[Dataset items]
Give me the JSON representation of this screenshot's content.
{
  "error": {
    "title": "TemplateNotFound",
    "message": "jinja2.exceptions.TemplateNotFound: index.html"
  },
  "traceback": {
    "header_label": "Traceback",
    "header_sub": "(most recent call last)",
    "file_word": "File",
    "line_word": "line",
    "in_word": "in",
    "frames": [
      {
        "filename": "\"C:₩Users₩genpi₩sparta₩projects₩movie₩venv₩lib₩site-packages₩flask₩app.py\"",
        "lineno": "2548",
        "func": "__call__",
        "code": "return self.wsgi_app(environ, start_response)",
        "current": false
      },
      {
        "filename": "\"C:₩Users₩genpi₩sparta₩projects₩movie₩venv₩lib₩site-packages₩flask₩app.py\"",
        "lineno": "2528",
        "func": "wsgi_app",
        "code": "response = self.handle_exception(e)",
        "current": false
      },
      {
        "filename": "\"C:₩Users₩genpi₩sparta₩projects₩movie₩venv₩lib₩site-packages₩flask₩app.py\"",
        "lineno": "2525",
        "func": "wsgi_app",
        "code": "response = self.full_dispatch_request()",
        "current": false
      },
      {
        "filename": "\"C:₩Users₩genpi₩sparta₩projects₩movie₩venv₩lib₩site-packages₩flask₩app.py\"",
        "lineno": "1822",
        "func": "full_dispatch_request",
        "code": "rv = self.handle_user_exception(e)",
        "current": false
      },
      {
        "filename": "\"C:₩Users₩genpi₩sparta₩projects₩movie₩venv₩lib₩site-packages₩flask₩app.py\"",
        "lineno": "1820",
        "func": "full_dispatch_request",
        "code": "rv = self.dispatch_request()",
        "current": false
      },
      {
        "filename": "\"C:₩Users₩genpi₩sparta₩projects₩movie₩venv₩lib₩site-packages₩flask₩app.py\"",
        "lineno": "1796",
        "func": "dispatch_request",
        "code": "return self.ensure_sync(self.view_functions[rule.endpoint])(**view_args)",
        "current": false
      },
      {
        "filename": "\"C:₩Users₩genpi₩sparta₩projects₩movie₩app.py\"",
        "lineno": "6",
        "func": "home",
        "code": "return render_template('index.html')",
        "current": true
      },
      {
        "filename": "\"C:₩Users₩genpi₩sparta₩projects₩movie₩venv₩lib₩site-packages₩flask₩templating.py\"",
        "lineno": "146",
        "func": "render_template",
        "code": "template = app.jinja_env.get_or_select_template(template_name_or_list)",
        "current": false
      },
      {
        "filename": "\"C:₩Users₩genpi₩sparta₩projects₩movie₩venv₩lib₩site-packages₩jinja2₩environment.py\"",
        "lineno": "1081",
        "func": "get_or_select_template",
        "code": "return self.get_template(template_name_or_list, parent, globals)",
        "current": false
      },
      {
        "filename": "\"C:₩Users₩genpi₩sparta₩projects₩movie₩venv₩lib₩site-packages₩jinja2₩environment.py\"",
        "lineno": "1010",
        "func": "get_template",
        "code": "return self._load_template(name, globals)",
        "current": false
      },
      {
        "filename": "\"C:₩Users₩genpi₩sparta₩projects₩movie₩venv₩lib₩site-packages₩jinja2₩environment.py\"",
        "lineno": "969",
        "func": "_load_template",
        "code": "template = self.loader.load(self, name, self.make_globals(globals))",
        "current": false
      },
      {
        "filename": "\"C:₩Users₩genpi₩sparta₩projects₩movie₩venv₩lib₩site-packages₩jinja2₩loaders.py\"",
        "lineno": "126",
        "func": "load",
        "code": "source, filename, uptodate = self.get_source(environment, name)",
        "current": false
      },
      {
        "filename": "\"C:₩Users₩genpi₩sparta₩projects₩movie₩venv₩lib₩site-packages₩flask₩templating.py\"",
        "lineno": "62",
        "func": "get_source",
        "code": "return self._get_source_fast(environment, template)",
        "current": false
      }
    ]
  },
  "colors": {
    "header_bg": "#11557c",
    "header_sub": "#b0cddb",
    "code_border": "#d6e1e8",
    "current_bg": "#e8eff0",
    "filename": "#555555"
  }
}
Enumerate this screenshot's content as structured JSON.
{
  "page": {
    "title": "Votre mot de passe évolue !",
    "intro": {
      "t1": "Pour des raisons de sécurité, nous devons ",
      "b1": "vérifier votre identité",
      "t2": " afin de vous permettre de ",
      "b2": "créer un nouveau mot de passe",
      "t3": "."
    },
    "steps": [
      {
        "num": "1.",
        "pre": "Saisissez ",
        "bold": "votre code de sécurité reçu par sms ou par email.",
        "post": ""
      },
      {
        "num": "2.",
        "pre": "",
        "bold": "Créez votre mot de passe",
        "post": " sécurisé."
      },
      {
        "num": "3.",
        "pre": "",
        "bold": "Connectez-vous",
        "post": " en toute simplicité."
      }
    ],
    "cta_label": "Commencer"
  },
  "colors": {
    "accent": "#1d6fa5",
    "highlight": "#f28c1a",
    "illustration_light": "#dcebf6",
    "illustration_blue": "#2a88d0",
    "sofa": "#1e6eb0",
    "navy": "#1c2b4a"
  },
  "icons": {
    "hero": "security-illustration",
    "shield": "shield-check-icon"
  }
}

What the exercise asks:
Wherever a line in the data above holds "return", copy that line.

Result for this exercise:
        "code": "return self.wsgi_app(environ, start_response)",
        "code": "return self.ensure_sync(self.view_functions[rule.endpoint])(**view_args)",
        "code": "return render_template('index.html')",
        "code": "return self.get_template(template_name_or_list, parent, globals)",
        "code": "return self._load_template(name, globals)",
        "code": "return self._get_source_fast(environment, template)",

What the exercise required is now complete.